• Exercise details
For each line of the listing below that contains the string "wave", copy the line.

• Data under study

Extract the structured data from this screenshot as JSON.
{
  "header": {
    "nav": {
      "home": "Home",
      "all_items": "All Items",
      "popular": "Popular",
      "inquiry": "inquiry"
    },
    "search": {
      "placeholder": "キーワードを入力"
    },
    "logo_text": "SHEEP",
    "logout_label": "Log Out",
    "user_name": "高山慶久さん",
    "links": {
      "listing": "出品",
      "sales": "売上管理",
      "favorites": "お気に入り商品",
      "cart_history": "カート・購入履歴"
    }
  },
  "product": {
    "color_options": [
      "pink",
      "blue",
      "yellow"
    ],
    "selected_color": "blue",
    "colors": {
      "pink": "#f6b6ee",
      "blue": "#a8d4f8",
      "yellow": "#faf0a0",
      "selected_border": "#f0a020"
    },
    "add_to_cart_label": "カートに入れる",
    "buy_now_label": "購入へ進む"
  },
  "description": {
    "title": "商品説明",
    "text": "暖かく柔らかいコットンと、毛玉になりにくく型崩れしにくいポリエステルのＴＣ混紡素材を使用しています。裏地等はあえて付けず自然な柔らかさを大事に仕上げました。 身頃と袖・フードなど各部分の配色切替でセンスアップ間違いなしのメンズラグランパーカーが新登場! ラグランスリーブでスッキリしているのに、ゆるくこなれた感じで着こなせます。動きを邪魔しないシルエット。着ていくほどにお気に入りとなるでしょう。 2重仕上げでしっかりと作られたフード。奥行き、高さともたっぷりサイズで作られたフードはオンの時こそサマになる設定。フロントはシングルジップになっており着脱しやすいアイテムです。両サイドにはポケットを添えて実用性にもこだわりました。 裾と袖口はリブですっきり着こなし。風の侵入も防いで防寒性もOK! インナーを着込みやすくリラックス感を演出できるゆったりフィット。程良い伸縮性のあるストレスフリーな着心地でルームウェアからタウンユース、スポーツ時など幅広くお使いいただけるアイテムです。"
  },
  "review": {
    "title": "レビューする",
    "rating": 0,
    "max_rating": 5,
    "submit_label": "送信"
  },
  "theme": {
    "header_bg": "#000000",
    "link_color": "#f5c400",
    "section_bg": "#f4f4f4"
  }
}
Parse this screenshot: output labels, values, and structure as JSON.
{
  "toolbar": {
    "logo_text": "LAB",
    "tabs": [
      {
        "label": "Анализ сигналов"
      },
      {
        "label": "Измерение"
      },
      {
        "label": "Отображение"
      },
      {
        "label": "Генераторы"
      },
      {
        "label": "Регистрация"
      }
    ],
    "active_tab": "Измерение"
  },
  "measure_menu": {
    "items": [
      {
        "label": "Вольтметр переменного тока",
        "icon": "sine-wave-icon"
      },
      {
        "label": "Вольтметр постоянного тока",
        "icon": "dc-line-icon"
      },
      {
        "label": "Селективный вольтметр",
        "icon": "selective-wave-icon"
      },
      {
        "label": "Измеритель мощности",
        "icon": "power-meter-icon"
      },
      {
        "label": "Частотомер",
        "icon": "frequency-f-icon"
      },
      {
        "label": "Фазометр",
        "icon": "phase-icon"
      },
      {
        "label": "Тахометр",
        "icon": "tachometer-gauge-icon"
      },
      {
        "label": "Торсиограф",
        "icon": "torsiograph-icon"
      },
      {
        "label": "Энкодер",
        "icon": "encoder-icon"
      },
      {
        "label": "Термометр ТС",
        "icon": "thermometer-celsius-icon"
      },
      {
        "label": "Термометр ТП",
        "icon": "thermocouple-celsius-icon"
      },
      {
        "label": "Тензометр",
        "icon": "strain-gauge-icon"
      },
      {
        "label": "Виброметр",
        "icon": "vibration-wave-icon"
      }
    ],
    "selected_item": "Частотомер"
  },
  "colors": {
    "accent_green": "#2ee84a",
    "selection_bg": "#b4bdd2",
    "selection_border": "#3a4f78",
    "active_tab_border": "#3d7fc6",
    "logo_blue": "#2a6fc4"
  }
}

• Answer area
        "icon": "sine-wave-icon"
        "icon": "selective-wave-icon"
        "icon": "vibration-wave-icon"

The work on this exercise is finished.